GICSD: Transportation Department stressing bus safetyby jmaloni
by Larry Austin
Though the Grand Island Central School District has a good record of safety in transporting students to school, "You can never say you're satisfied," Jack Burns, the district's director of transportation, said this week.
The district is working in advance of National School Bus Safety Week, Oct. 17 to 21, with its program of instruction. Also, Operation Safe Stop is Oct. 17, when district buses will have police cars following along to nab drivers ignoring red bus lights.
"You can never do enough, you do what you can," he said of the district's constant pursuit of 100 percent bus safety all the time. The safety message is one the students have embraced. Burns said Sidway teachers told the transportation personnel that the first thing children were asking the morning of their bus safety training was, "When are we going?" Sidway School kids completed training last week.

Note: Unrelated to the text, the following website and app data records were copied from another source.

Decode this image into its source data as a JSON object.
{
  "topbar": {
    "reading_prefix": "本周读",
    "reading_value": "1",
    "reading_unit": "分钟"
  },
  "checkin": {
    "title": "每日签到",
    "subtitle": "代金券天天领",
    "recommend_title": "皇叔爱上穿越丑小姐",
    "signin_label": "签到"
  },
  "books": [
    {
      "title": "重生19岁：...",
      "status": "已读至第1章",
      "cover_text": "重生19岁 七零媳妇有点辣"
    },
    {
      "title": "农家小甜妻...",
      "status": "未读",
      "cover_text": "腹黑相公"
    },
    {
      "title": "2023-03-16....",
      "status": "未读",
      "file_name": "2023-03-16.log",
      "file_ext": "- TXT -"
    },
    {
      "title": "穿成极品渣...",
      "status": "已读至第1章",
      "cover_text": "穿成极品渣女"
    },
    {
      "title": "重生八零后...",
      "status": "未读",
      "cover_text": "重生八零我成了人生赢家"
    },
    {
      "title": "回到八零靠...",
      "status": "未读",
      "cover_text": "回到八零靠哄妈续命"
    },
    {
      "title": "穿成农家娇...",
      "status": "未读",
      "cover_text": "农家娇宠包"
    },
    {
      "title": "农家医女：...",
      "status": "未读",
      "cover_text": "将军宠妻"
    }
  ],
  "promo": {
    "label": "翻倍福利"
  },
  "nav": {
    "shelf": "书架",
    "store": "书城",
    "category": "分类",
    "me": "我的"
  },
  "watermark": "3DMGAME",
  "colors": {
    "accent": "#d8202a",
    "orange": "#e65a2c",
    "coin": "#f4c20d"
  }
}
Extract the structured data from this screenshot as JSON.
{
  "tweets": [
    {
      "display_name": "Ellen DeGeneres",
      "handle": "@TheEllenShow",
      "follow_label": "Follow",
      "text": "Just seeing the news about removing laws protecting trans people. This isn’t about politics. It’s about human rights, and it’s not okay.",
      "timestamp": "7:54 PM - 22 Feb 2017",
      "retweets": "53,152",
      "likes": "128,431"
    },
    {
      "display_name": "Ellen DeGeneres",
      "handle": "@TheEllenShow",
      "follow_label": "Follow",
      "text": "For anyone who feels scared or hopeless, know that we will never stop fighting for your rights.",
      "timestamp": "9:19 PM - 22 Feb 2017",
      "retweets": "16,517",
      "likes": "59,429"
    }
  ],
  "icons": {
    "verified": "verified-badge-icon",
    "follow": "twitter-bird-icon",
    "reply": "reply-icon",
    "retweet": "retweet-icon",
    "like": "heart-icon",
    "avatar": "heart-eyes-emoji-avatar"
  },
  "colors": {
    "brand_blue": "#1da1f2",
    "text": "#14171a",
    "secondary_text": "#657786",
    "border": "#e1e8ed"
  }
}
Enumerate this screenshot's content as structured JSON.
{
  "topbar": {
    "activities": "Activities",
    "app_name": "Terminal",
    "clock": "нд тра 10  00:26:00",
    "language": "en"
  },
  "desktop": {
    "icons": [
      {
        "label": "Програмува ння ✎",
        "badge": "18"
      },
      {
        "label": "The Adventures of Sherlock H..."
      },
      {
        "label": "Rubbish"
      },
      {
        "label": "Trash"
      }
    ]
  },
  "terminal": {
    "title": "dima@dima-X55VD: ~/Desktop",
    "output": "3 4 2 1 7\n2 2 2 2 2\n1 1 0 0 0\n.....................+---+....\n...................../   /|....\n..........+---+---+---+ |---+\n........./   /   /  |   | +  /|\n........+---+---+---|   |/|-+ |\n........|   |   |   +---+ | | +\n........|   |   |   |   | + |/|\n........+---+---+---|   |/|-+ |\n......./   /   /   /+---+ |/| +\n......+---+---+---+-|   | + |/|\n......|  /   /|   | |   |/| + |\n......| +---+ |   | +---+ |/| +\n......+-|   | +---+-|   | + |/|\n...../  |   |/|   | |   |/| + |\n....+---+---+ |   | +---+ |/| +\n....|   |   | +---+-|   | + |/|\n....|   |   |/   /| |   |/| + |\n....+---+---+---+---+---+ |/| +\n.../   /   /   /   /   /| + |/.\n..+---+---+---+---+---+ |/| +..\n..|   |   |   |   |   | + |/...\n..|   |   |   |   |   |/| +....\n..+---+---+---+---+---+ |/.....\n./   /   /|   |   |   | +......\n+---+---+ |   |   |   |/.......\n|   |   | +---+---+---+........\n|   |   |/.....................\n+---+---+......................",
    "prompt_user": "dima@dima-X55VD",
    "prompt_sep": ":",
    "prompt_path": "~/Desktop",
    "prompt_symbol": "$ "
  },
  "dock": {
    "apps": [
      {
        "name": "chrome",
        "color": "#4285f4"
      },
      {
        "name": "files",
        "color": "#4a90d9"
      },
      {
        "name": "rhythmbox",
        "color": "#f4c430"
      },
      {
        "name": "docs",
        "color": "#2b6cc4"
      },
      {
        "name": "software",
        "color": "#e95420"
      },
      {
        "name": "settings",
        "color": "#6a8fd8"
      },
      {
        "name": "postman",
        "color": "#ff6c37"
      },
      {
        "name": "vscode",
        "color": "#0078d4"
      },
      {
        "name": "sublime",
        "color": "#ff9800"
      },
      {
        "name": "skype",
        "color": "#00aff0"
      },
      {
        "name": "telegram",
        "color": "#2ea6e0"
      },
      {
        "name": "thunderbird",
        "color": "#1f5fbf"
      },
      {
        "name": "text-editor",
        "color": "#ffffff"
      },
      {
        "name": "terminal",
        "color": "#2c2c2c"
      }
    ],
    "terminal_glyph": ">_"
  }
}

"You have Sidway kids wanting to come over here and be in the bus garage. It's something different," Burns said.
Kids enjoy seeing the big buses up on hoists in the garage, Burns said, and they like the district's service vehicle. "We just painted it a dark gray, and all the little boys want to know about 'that black school bus.'" Burns said.
Students at St. Stephen School receive training Oct. 11 and 13. Students at Kaegebein Elementary School will receive bus safety training Oct. 14, 18, 19 and 20.
Training is designed to create "a fun learning experience," Burns said, beginning with classroom instruction and a "Winnie the Pooh" movie for the younger children.
The complete training encompasses all aspects of bus travel, from start to finish. Bus drivers teach the children how to cross the road to board the bus in the morning, how to disembark from the bus in the afternoon, and how to use emergency exits in the event of an accident.
"With the littlest kids, what you find is it gives them an understanding in getting off a bus through an emergency door, it gives them an understanding so if something ever should happen, you've taken away the fear factor of the unknown," Burns said. "They've done it once before. I think that has helped play a role in kids responding."
Fun and different are the keys to successful safety education, Burns said.
"If the kids are having fun and they're enjoying what they're doing with bus safety, there's a better chance for them to remember to do it," Burns said.
"Even though we've been doing it for a lot of years, this is the first time for kindergarten kids coming in," Burns reminded. "You never want to get blasé about it, or with less effort."
Children are taught to avoid the danger zone of the bus, where driver visibility is reduced. The elementary-level student is in the age group of children who is most likely involved in danger zone accidents, either run over by the front wheel, or knocked over by the front end and run over by the dual wheels in back.
Burns said the program succeeds because of a combination of support from administration, teachers and drivers all looking after bus safety.
"It really is important the fact that the schools are supportive of what we're doing too, and making it work," Burns said.
Burns announced a poster contest for Grand Island students in kindergarten through fifth grade, with a breakfast for winners sponsored by Grand Island Tops. This year's theme underscores the principle of staying out of the danger zone: "Stand Back from the Yellow and Black." Entries are due Oct. 20. Winners and their posters advance to judging at the Western New York and state level.